Task statement:
Every record must appear in the answer exactly as it stands.

App and web page records:
■ ■ ■ ■ ■ ■ ■
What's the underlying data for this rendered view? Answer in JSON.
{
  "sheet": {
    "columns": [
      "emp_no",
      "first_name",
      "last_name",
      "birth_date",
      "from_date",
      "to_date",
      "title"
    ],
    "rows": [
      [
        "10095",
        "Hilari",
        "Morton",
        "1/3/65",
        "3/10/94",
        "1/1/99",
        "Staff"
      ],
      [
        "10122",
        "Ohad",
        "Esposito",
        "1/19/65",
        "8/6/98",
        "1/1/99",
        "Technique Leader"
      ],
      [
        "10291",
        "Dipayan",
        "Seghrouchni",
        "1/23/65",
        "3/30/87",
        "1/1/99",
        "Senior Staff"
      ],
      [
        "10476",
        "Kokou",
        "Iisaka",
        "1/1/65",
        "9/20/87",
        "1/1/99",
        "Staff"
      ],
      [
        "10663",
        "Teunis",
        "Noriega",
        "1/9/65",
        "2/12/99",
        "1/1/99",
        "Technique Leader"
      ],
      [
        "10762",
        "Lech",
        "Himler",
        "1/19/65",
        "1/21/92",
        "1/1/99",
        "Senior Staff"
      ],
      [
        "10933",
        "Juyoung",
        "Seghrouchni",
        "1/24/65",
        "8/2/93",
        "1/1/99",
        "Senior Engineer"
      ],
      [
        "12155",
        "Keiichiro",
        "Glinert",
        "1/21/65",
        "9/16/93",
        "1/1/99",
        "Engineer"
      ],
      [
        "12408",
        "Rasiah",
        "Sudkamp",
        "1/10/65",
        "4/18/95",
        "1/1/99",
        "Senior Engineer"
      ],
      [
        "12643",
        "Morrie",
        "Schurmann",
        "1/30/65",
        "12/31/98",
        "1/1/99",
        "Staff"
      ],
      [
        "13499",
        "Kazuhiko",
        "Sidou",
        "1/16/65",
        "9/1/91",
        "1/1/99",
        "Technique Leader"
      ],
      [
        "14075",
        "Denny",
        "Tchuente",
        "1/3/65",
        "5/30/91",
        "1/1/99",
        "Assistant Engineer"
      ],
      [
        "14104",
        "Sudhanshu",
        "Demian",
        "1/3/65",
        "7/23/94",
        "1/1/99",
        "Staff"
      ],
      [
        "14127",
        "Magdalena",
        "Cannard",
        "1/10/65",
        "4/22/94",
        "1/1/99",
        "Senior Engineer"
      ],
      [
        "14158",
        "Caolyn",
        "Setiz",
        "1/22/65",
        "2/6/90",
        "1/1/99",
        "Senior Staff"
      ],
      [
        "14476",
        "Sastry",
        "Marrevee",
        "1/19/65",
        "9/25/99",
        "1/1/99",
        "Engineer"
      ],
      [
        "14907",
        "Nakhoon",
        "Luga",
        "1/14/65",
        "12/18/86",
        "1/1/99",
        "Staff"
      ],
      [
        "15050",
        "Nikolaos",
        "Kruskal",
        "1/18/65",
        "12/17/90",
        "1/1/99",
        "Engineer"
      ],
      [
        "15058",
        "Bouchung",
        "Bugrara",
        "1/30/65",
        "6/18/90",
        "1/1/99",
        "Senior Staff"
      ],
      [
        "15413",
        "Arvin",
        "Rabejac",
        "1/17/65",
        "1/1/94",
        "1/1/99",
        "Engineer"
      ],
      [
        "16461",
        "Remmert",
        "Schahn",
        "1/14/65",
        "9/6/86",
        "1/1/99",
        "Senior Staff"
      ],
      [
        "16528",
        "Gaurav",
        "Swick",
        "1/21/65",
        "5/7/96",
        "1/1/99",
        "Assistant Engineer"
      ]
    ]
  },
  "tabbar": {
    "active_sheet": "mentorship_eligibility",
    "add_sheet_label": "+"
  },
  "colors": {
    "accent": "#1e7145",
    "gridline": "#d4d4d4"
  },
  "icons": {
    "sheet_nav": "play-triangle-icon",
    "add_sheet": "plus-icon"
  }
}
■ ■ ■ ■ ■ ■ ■
Solution to the exercise:
What's the underlying data for this rendered view? Answer in JSON.
{
  "sheet": {
    "columns": [
      "emp_no",
      "first_name",
      "last_name",
      "birth_date",
      "from_date",
      "to_date",
      "title"
    ],
    "rows": [
      [
        "10095",
        "Hilari",
        "Morton",
        "1/3/65",
        "3/10/94",
        "1/1/99",
        "Staff"
      ],
      [
        "10122",
        "Ohad",
        "Esposito",
        "1/19/65",
        "8/6/98",
        "1/1/99",
        "Technique Leader"
      ],
      [
        "10291",
        "Dipayan",
        "Seghrouchni",
        "1/23/65",
        "3/30/87",
        "1/1/99",
        "Senior Staff"
      ],
      [
        "10476",
        "Kokou",
        "Iisaka",
        "1/1/65",
        "9/20/87",
        "1/1/99",
        "Staff"
      ],
      [
        "10663",
        "Teunis",
        "Noriega",
        "1/9/65",
        "2/12/99",
        "1/1/99",
        "Technique Leader"
      ],
      [
        "10762",
        "Lech",
        "Himler",
        "1/19/65",
        "1/21/92",
        "1/1/99",
        "Senior Staff"
      ],
      [
        "10933",
        "Juyoung",
        "Seghrouchni",
        "1/24/65",
        "8/2/93",
        "1/1/99",
        "Senior Engineer"
      ],
      [
        "12155",
        "Keiichiro",
        "Glinert",
        "1/21/65",
        "9/16/93",
        "1/1/99",
        "Engineer"
      ],
      [
        "12408",
        "Rasiah",
        "Sudkamp",
        "1/10/65",
        "4/18/95",
        "1/1/99",
        "Senior Engineer"
      ],
      [
        "12643",
        "Morrie",
        "Schurmann",
        "1/30/65",
        "12/31/98",
        "1/1/99",
        "Staff"
      ],
      [
        "13499",
        "Kazuhiko",
        "Sidou",
        "1/16/65",
        "9/1/91",
        "1/1/99",
        "Technique Leader"
      ],
      [
        "14075",
        "Denny",
        "Tchuente",
        "1/3/65",
        "5/30/91",
        "1/1/99",
        "Assistant Engineer"
      ],
      [
        "14104",
        "Sudhanshu",
        "Demian",
        "1/3/65",
        "7/23/94",
        "1/1/99",
        "Staff"
      ],
      [
        "14127",
        "Magdalena",
        "Cannard",
        "1/10/65",
        "4/22/94",
        "1/1/99",
        "Senior Engineer"
      ],
      [
        "14158",
        "Caolyn",
        "Setiz",
        "1/22/65",
        "2/6/90",
        "1/1/99",
        "Senior Staff"
      ],
      [
        "14476",
        "Sastry",
        "Marrevee",
        "1/19/65",
        "9/25/99",
        "1/1/99",
        "Engineer"
      ],
      [
        "14907",
        "Nakhoon",
        "Luga",
        "1/14/65",
        "12/18/86",
        "1/1/99",
        "Staff"
      ],
      [
        "15050",
        "Nikolaos",
        "Kruskal",
        "1/18/65",
        "12/17/90",
        "1/1/99",
        "Engineer"
      ],
      [
        "15058",
        "Bouchung",
        "Bugrara",
        "1/30/65",
        "6/18/90",
        "1/1/99",
        "Senior Staff"
      ],
      [
        "15413",
        "Arvin",
        "Rabejac",
        "1/17/65",
        "1/1/94",
        "1/1/99",
        "Engineer"
      ],
      [
        "16461",
        "Remmert",
        "Schahn",
        "1/14/65",
        "9/6/86",
        "1/1/99",
        "Senior Staff"
      ],
      [
        "16528",
        "Gaurav",
        "Swick",
        "1/21/65",
        "5/7/96",
        "1/1/99",
        "Assistant Engineer"
      ]
    ]
  },
  "tabbar": {
    "active_sheet": "mentorship_eligibility",
    "add_sheet_label": "+"
  },
  "colors": {
    "accent": "#1e7145",
    "gridline": "#d4d4d4"
  },
  "icons": {
    "sheet_nav": "play-triangle-icon",
    "add_sheet": "plus-icon"
  }
}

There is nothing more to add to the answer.